Loot boxes and blind packs have long been a subject of debate in games, particularly with how they impact kids. One of Electronic Arts’ top executives has stated that children should never spend money on the FIFA Ultimate Team game mode. EA’s Chief Experience Officer Chris Bruzzo defended the game’s loot box system during an interview with Eurogamer, describing the mechanic as a creative choice mimicking real-life sports. While Bruzzo highlighted some of the work that EA is doing to help curb gambling addiction, he was also reluctant to call the loot box system outright gambling.
Bruzzo has managed a variety of roles in the FIFA franchise for over seven years, ranging from marketing to business. He highlights that, in the past year, over 100 million people played FIFA “in some form or another,” and that the game’s Ultimate Team mode is the most popular.
However, the game mode has caused quite a bit of controversy in the past due to its inherent pay-to-win nature, so much so that an EA employee was investigated for allegedly selling Ultimate Team cards for upwards of €1,000. There is even a pretty significant black market for the game, as evidenced by a Ukrainian police raid back in July that uncovered thousands of PS4s farming FUT coins—FIFA‘s earnable in-game currency.
Asked about the controversy surrounding FIFA‘s loot box system, Bruzzo initially tried to bring up how the negative comments had affected him and the FIFA development team. When pressed further, Bruzzo compared the game’s loot box system to real-life football:
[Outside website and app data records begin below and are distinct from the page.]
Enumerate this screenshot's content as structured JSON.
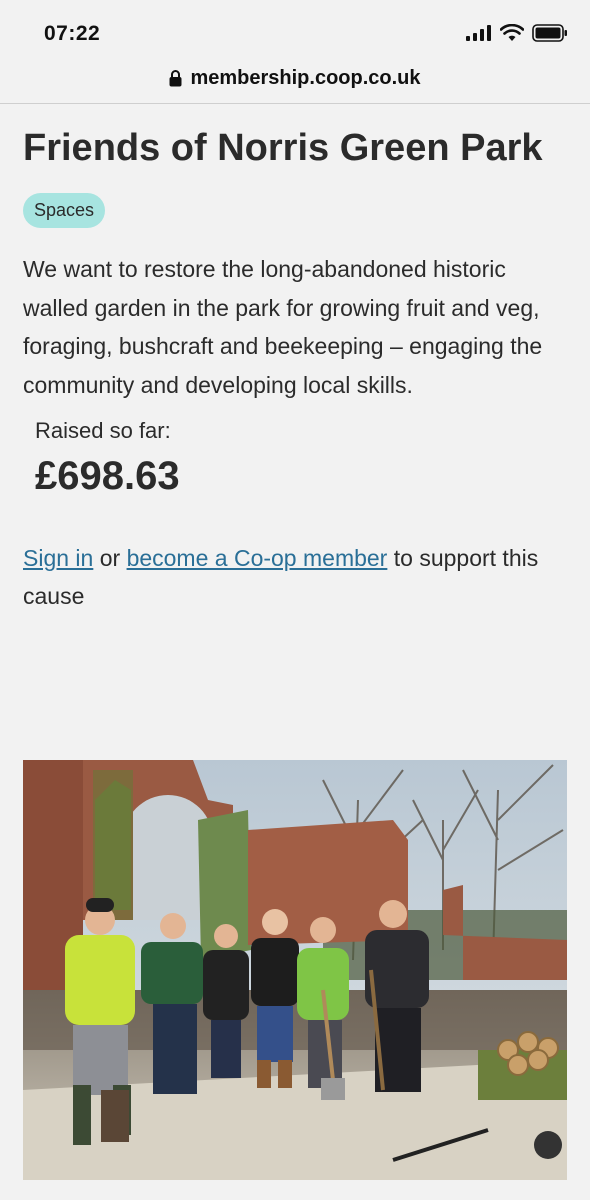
{
  "status_bar": {
    "time": "07:22"
  },
  "browser": {
    "url": "membership.coop.co.uk"
  },
  "cause": {
    "title": "Friends of Norris Green Park",
    "tag": "Spaces",
    "description": "We want to restore the long-abandoned historic walled garden in the park for growing fruit and veg, foraging, bushcraft and beekeeping – engaging the community and developing local skills.",
    "raised_label": "Raised so far:",
    "raised_amount": "£698.63"
  },
  "cta": {
    "sign_in": "Sign in",
    "or": "or",
    "become_member": "become a Co-op member",
    "to_support": "to support this cause"
  },
  "colors": {
    "background": "#f2f2f2",
    "tag_bg": "#a7e4e0",
    "link": "#2a6f97"
  }
}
So in fact, that whole gamification of what it means to have a different roster of players coming from different backgrounds, with scarcity, with not the ability to just you know, grab Lionel and put him on PSG. In fact, we have created these things over a long period of time to actually mirror what it feels like, the tough strategic choices you have to make when you’re putting a squad together that works uniquely as that squad you want to manage, that you want to play with.
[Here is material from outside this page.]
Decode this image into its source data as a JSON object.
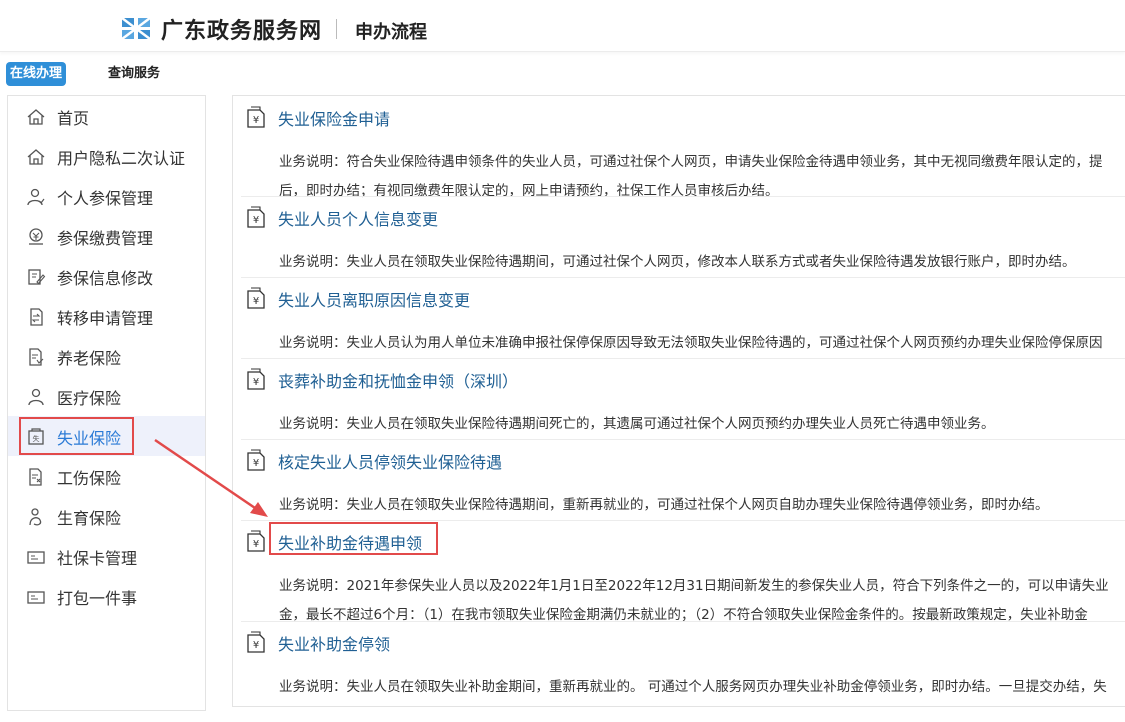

Furthermore, Bruzzo noted on multiple occasions that “nine out of ten FUT packs are opened with coins.” Bruzzo adds that the ability to buy loot boxes that have a chance of containing valuable players was “player choice.” When pointed out how loot boxes can lead to gambling addiction, Bruzzo also mentioned that there “isn’t a consensus at this point”—conveniently ignoring the fact that several reputable organizations have “robustly verified” a link between loot boxes and gambling. Strangely, Bruzzo then stated that EA is “taking action” by raising awareness and engaging in solutions, seemingly admitting that there is, in fact, at least somewhat of a gambling problem in FIFA.
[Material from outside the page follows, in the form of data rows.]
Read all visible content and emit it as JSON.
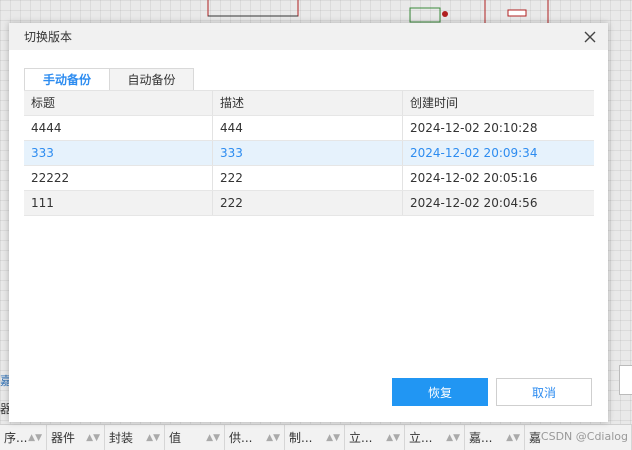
{
  "background": {
    "left_text_1": "嘉",
    "left_text_2": "器",
    "columns": [
      {
        "label": "序..."
      },
      {
        "label": "器件"
      },
      {
        "label": "封装"
      },
      {
        "label": "值"
      },
      {
        "label": "供..."
      },
      {
        "label": "制..."
      },
      {
        "label": "立..."
      },
      {
        "label": "立..."
      },
      {
        "label": "嘉..."
      },
      {
        "label": "嘉"
      }
    ],
    "watermark": "CSDN @Cdialog"
  },
  "dialog": {
    "title": "切换版本",
    "tabs": [
      {
        "label": "手动备份",
        "active": true
      },
      {
        "label": "自动备份",
        "active": false
      }
    ],
    "table": {
      "headers": [
        "标题",
        "描述",
        "创建时间"
      ],
      "rows": [
        [
          "4444",
          "444",
          "2024-12-02 20:10:28"
        ],
        [
          "333",
          "333",
          "2024-12-02 20:09:34"
        ],
        [
          "22222",
          "222",
          "2024-12-02 20:05:16"
        ],
        [
          "111",
          "222",
          "2024-12-02 20:04:56"
        ]
      ],
      "selected_row": 1
    },
    "buttons": {
      "confirm": "恢复",
      "cancel": "取消"
    }
  },
  "colors": {
    "accent": "#2196f3",
    "selected_row_bg": "#e6f2fc",
    "header_bg": "#f1f1f1"
  }
}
Children are at a particularly high risk of becoming gamblers as a result of loot box systems. In response, Bruzzo stated that “kids should not be spending in FIFA full stop.” He clarified that accounts under 18 are unable to spend money by default. Bruzzo also apologized for a FIFA advertisement that went up in a toy catalog earlier this year, stating that it was “an oversight” by his team.